In criticism, relying on character study or treating Shakespearean characters as real people, has often been censured. But, in performance, where actors especially need to get under the skin of the characters they portray, Shakespearean personae do exhibit some kind of biographical reality.
Representations of the Shakespearean characters in performance in the last 400 years, both globally and locally, have been various and multiple, not only influenced by the actor’s and director’s interpretations but also by the geographical location of where the performance is taking place and its historical specificity, socio-political climate and unique and often indigenous performative traditions. That is why although the lines that characters speak in Shakespeare’s play-texts are the same (even if translated in another language), in performance over the times, the ‘idea’ of the character changes, so much so that for example, today, the three witches of Macbeth have been transformed to a spirit in the guise of an old woman in Kurosawa’s Throne of Blood and to two policemen in Vishal Bharadwaj’s Maqbool, all influenced by the above-mentioned conditions.
This seminar proposes to look at the characters in Shakespeare’s plays that have in the world of performance, be it theatre, cinema, and mass media, evolved with time and exhibited a life of their own especially in Asia and the implications this has on the metaphorics of the world and stage in Shakespeare’s time and now. Their stories reveal the interpretative and performative trends which have led to the popularization of Shakespeare in Asia.
Papers may include, but are not limited to, how Shakespeare’s characters have been used to generate meaning in Asian culture at different points of time, and whether or not the various spin-offs tell us something new both about Shakespeare’s characters and plays as well as the culture which is performing it.
Paramita Dutta, M Phil, Ph D, is currently working as Assistant Professor in the Department of English at Rammohan College, Kolkata. She has also taught English literature at the post graduate level in Lady Brabourne College and Maulana Azad College, Kolkata. A student of Jadavpur University she received her doctorate from the same on ‘Marriage and its Portrayal in the Drama of Early Modern England’ in 2013.
She has presented papers nationally and internationally and her recent publications include an article on Tagore’s Bidaay Abhishaap and a short story ‘The First Time.’ An article on Shakespeare Wallah is forthcoming in collection of essays by SAGE. She is a member of The Shakespeare Society of India.
Call for Workshop Participation
Association Biennial Conference,
1-3 Dec 2016, New Delhi, India.
Call for Workshop Participation
Manga Shakespeare: __Why Not Create Your Own Manga Shakespeare with a Professional Artist?
The ASA is pleased to announce that we are going to have Harumo Sanazaki, professional Japanese manga artist to conduct a workshop for young people.
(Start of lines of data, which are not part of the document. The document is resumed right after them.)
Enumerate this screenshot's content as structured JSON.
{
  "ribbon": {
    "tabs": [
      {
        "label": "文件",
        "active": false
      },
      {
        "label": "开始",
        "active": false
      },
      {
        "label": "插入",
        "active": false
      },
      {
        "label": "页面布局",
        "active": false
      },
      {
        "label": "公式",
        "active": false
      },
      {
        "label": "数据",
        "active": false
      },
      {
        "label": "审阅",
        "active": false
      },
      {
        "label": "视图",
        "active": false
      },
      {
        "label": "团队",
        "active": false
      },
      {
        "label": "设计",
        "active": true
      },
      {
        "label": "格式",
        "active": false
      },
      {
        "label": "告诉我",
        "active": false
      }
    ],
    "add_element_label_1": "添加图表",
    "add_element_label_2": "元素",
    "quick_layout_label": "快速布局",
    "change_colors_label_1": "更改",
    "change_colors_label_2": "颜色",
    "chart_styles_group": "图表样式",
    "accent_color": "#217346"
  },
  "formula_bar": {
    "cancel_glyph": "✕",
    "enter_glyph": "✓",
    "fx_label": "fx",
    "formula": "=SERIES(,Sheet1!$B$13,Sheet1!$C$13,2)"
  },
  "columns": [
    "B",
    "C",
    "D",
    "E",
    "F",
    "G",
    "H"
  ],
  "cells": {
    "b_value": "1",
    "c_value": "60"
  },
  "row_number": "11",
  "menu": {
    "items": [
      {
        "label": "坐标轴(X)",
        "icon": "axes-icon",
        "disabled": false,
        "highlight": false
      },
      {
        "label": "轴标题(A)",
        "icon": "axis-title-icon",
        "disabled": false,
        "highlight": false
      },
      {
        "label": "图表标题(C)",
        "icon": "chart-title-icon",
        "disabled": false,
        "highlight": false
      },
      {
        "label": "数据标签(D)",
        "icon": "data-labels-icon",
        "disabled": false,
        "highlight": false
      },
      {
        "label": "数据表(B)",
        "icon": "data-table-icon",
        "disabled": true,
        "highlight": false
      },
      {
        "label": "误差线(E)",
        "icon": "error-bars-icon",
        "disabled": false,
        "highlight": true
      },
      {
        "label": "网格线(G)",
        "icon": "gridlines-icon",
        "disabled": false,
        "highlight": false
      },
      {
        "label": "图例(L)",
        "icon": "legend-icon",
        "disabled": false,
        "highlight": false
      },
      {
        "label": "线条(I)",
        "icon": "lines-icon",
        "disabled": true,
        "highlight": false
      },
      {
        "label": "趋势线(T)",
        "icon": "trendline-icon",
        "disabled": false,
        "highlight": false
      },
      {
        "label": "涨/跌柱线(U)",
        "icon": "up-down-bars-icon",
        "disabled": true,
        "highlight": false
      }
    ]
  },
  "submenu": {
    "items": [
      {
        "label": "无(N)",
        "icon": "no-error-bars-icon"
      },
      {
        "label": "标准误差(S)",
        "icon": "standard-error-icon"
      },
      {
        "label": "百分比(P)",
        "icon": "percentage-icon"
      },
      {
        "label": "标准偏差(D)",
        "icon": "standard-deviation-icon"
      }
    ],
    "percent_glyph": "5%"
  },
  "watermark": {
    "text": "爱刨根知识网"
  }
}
If you are interested in re-creating Shakespeare’s plays, manga-style, this will be an ideal occasion for you to learn how to draw manga.
In this session, you will have a chance to see how a manga artist gets an idea of manga Shakespeare or how you can interpret and create Shakespearean characters and scenes in a manga style visualisation.
Harumo Sanazaki, a professional manga creator with more than 300 works and 30 years of experience. She adapted Romeo and Juliet, Macbeth, Midsummer Night’s Dream and Venus and Adonis, all told from female characters’ point of view in manga. She was also a judge at the first Graphic Shakespeare Competition, held in association with he international conference ‘Shakespeare -- Next 400 years’ at Elsinore, April 2016.
The workshop will take 25 participants out of which half will be
students. Book your place immediately, no later than 15 July